• WORK TO BE COMPLETED
Please tally the lines below that contain the word "nothing" and reply with the total alone.

(Entries taken from a collection)

= Beginning of Section =

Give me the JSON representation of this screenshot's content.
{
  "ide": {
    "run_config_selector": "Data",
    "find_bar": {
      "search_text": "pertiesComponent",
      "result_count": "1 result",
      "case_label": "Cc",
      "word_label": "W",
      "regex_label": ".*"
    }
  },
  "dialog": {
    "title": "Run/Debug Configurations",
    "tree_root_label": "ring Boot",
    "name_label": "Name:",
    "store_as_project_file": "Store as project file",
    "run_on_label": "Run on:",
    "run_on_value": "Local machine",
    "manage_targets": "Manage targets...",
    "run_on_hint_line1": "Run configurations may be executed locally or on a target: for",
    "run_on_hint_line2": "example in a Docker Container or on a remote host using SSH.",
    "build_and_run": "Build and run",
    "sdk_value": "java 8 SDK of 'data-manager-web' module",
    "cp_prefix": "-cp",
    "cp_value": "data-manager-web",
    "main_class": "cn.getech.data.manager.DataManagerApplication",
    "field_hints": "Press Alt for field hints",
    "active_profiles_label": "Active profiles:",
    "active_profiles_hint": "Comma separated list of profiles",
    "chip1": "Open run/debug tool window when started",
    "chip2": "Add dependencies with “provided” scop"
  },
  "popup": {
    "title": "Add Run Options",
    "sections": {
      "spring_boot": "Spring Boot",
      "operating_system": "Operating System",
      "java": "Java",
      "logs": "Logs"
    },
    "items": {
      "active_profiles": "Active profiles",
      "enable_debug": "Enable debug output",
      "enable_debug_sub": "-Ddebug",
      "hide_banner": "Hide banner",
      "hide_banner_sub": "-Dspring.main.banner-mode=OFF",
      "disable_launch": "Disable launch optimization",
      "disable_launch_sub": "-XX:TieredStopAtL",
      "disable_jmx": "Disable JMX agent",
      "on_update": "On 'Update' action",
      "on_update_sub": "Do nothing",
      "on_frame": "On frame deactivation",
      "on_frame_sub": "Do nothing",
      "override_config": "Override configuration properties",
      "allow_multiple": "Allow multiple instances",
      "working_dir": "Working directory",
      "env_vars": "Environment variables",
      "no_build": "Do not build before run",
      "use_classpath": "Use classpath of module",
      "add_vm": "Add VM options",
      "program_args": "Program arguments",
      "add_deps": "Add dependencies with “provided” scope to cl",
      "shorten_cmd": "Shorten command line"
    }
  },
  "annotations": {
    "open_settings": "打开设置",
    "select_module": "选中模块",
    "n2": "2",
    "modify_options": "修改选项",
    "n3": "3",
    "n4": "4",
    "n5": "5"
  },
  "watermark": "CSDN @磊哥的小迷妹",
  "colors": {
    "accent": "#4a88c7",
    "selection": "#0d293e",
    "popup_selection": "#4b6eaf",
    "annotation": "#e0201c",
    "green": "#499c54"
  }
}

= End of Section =

• EXERCISE RESPONSE
2